The source of that contamination has been identified. It is a small distant planet which is worthy of note for two reasons:
The first reason is that their sun ‘s radiation produces odd monochromatic hues in the atmosphere of the planet. This effect is brought to you in the film via the magic of Spectrum X.
Spectrum X was simply using black and white footage and printing it monochromatically.
It’s really useful for working footage of an older black and white movie into your new color film.
The second thing that’s worthy of note about that planet is that their humanoid inhabitants are still in the cave-dweller stage of their development.
And afflicted as they are with the vampire plague, this can only mean one thing: Vampire Cavemen.
Or more precisely, Saber-toothed Vampire Cavemen.
The bulk of Horror of the Blood Monsters comes from a 1956 Philipino caveman/horror film called or Kahariang Bato or Tagani. Spectrum-X and the whole hokum about the atmosphere of the planet was an excuse to recycle the 14 year old Philipino footage into the new film.

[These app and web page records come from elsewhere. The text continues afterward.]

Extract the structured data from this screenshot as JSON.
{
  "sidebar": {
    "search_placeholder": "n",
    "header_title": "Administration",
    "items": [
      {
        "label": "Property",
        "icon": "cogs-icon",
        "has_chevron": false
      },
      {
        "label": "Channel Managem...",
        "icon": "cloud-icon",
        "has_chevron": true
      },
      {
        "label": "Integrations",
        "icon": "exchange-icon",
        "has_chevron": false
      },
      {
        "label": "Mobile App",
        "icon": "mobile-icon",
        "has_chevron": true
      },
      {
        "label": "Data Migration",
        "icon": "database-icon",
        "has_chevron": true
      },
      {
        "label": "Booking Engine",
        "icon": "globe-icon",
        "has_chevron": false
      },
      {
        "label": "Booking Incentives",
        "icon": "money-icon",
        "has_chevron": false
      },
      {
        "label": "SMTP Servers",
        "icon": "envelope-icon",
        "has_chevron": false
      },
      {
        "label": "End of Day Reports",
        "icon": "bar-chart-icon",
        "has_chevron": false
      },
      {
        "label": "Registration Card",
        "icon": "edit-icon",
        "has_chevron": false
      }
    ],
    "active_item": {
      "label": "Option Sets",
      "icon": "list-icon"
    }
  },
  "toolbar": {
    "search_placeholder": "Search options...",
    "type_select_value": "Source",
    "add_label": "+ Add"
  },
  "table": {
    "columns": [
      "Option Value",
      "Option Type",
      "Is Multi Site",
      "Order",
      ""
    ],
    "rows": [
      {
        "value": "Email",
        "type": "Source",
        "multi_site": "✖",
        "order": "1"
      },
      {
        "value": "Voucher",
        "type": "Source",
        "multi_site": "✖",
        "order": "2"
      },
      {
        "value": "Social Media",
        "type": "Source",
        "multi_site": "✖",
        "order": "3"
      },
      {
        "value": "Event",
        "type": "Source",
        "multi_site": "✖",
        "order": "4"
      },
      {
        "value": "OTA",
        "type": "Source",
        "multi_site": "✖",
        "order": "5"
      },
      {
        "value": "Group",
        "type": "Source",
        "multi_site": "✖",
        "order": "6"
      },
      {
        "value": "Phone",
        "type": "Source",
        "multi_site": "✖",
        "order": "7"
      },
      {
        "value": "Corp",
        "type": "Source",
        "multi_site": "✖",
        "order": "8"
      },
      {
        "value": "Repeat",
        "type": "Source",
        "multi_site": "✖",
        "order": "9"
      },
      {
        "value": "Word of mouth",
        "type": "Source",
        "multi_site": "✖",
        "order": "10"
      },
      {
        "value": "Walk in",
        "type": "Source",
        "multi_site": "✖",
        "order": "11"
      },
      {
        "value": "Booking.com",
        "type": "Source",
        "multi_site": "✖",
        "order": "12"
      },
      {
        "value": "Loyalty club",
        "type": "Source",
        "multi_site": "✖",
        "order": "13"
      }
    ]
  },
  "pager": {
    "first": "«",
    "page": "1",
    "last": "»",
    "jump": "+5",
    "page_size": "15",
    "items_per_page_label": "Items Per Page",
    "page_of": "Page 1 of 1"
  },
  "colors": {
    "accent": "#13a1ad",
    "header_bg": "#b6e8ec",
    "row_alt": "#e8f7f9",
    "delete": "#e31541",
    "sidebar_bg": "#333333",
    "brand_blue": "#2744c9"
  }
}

The space travel scenes come from the sci-fi cheapie Wizard of Mars and they’ve even thrown in the same damn “crocodile vs lizard” footage from the 1941 One Million Years B.C. used in countless films including Robot Monster.
As if all of this wasn’t whacked enough, they’ve hired “Brother Theodore” to narrate. For those unfamiliar with the New-York art scene, Brother Theodore Gotlieb is a philosopher and podiatrist who became a regular fixture on Late Night with David Letterman with is patented brand of insane ranting.
And, of course, the crowning touch is the casting of John Carradine in the scenes meant to tie all this together. Carradine is the patriarch of a legendary acting dynasty and an accomplished actor but, from the late 50s on, one should be weary of any film that gives him top billing.
The resulting unholy mixture has been taking viewers off guard for decades- especially since the mid-eighties when the movie started showing up on late night television where it used the lateness of the hour to escape the attention of a sober, coherent audience.
But now, thanks to the magic of YouTube, you don’t have to wait until 3am to get your brains scrambled. Trust me, no matter what time of the day you watch this you’ll feel it’s 3am and that you’re running the kind nasty fever that has you conversing with distant ancestors.
Pain Level: 9/10
Quality of Pain: Like a hickey from a really really primitive person.
Painjoyment™ Level: Very high.
[Note: In more recent years, Adamson’s oeuvre has been eclipsed with the odd B-movie way in which he died. In 1995, his body was found under his newly renovated hot tub. The contractor who did the renovation work is currently serving a 25 year sentence for the murder. The Cinémasochist prefers to remember the man for is work.]